### How to complete this task:
Please copy each line of the records below that includes the word "списка".

Element data from apps and pages:
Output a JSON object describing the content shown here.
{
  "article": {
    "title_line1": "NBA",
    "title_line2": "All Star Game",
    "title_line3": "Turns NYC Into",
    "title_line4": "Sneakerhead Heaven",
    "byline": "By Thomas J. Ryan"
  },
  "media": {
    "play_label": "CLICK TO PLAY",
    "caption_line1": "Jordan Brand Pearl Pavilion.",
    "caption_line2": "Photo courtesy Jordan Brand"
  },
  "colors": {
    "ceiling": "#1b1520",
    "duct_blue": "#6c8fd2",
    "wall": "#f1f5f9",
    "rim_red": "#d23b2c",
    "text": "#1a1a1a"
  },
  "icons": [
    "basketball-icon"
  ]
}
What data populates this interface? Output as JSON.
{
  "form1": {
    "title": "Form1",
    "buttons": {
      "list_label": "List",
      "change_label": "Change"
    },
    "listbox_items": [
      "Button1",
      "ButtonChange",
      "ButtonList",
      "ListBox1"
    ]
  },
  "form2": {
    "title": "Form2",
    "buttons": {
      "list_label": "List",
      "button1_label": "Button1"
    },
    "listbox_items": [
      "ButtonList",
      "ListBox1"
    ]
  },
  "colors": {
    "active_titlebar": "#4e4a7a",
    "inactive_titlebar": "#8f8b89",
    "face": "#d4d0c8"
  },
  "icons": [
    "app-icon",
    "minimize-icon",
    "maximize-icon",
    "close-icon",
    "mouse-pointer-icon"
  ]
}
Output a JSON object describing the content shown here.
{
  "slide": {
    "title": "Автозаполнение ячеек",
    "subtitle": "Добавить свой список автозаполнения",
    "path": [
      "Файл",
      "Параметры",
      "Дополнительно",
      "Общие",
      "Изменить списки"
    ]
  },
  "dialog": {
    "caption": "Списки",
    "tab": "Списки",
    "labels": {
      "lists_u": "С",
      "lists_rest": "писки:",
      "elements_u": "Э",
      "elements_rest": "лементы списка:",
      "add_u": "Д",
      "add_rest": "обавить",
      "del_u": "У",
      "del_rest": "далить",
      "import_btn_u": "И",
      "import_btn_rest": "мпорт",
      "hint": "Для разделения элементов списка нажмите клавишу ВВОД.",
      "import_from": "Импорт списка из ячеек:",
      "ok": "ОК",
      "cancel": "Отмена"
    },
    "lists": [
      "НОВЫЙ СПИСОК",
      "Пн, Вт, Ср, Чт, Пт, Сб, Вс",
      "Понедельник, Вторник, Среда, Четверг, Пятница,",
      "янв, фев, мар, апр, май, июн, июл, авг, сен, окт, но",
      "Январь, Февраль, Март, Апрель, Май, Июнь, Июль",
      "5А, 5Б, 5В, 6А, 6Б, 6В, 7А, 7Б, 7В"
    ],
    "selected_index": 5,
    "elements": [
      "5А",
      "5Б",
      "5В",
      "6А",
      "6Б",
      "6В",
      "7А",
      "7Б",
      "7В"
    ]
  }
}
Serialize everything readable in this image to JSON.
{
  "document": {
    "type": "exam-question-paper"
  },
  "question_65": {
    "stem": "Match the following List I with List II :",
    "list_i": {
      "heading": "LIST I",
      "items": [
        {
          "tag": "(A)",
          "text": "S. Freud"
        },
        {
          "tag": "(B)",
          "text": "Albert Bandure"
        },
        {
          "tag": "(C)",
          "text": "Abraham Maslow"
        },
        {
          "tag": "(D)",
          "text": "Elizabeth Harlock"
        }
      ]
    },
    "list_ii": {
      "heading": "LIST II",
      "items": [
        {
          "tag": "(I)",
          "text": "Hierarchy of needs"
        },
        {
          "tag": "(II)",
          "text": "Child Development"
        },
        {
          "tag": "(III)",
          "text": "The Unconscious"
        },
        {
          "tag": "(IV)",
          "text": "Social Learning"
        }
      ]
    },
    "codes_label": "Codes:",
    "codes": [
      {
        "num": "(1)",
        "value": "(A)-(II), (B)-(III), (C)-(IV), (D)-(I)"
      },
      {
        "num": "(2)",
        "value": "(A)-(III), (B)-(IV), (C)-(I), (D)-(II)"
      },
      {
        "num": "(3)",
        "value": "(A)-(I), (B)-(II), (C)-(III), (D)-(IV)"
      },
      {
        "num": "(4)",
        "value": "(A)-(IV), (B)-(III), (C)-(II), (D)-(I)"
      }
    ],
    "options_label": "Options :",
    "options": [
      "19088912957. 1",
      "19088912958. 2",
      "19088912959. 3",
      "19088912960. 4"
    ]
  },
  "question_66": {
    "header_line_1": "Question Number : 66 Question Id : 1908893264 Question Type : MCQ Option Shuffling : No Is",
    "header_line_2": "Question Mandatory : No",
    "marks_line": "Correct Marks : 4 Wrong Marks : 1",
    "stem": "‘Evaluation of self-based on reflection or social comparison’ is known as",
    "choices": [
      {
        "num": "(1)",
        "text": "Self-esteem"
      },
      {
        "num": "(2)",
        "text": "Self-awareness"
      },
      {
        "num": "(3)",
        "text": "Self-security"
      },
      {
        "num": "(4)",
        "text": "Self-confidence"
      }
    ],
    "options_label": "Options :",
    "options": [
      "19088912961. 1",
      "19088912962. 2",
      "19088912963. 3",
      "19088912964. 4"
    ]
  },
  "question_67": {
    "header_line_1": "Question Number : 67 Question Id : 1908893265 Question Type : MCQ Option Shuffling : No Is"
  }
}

### Output for this exercise:
      "elements_rest": "лементы списка:",
      "hint": "Для разделения элементов списка нажмите клавишу ВВОД.",
      "import_from": "Импорт списка из ячеек:",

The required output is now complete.